Learning to Meditate 1280 720 V.M. Samael Aun Weor
This presentation is part of a self-study course provided by AGEAC

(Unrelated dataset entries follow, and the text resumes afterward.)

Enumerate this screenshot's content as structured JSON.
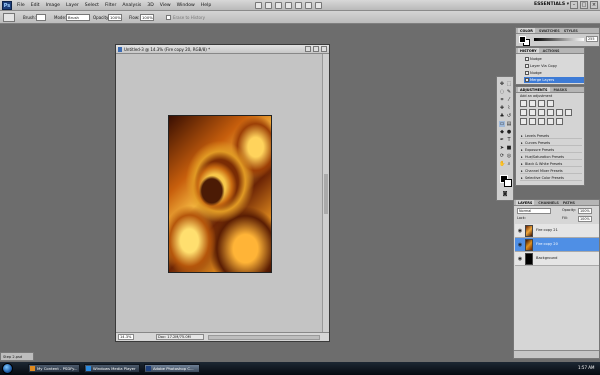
{
  "menubar": {
    "logo": "Ps",
    "items": [
      "File",
      "Edit",
      "Image",
      "Layer",
      "Select",
      "Filter",
      "Analysis",
      "3D",
      "View",
      "Window",
      "Help"
    ],
    "workspace": "ESSENTIALS ▾",
    "window_controls": [
      "–",
      "□",
      "×"
    ]
  },
  "options": {
    "brush_label": "Brush:",
    "mode_label": "Mode:",
    "mode_value": "Brush",
    "opacity_label": "Opacity:",
    "opacity_value": "100%",
    "flow_label": "Flow:",
    "flow_value": "100%",
    "erase_label": "Erase to History"
  },
  "document": {
    "title": "Untitled-3 @ 14.3% (Fire copy 20, RGB/8) *",
    "zoom": "14.3%",
    "doc_info": "Doc: 17.2M/75.0M"
  },
  "color_panel": {
    "tabs": [
      "COLOR",
      "SWATCHES",
      "STYLES"
    ],
    "value": "255"
  },
  "history_panel": {
    "tabs": [
      "HISTORY",
      "ACTIONS"
    ],
    "items": [
      "Nudge",
      "Layer Via Copy",
      "Nudge",
      "Merge Layers"
    ]
  },
  "adjustments_panel": {
    "tabs": [
      "ADJUSTMENTS",
      "MASKS"
    ],
    "title": "Add an adjustment",
    "presets": [
      "Levels Presets",
      "Curves Presets",
      "Exposure Presets",
      "Hue/Saturation Presets",
      "Black & White Presets",
      "Channel Mixer Presets",
      "Selective Color Presets"
    ]
  },
  "layers_panel": {
    "tabs": [
      "LAYERS",
      "CHANNELS",
      "PATHS"
    ],
    "blend_mode": "Normal",
    "opacity_label": "Opacity:",
    "opacity_value": "100%",
    "lock_label": "Lock:",
    "fill_label": "Fill:",
    "fill_value": "100%",
    "layers": [
      {
        "name": "Fire copy 21",
        "selected": false
      },
      {
        "name": "Fire copy 20",
        "selected": true
      },
      {
        "name": "Background",
        "selected": false
      }
    ]
  },
  "doc_tab": "Step 2.psd",
  "taskbar": {
    "buttons": [
      "My Content - PSDFy...",
      "Windows Media Player",
      "Adobe Photoshop C..."
    ],
    "clock": "1:57 AM"
  },
  "colors": {
    "selection": "#3d7bd6",
    "taskbar": "#0b121a",
    "workspace_bg": "#6d6d6d"
  }
}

What is Meditation, really? Why is it important? What does it mean to meditate properly? What results can we achieve with meditation? In this class we learn: 1. Goal of meditation 2. How true meditation is about having a passive mind 3. To be passive is the true nature of our mind 4. However, current times compel us to be active, going against our true nature and causing significant stress as a result 5. There is a way to acquire the ability to be peaceful – so that our mind and feelings do not react to any influences 6. The state of passive mind and feelings eventually leads to awakening of consciousness / active consciousness 7. Daily life can be a very good training ground to develop the ability to have passive mind and feelings and an active consciousness 8. This state is the key ingredient to experience the truth – about us and the world around us 9. We learn about acquiring and maintaining this state in daily life 10. Progressing in this manner, we can experience the illuminating void – the state of ecstasy or Samadhi 11. We see an example of what Samadhi is 12. We explore if there are any suitable times to meditate 13. We learn about a special ingredient to have a successful meditation 14. Finally we explore if there is any suitable position or duration for meditation An excerpt from this class: “If we want to apprehend the Real, if we want to experience the Truth, if we want to feel in our psyche that “Element” that is able to transform us radically, we need the calmness and silence of the mind. It is not a matter of “putting the mind in blank”, because this is truly absurd; it is a matter of attaining calmness and silence of the mind, which is different. It is not a question of fighting against the thoughts that come to the mind until the mind remains quiet. No, it is rather a question of contemplating those thoughts, understanding them, to contemplate those desires intelligently, to contemplate and to understand all memories that come to the mind.”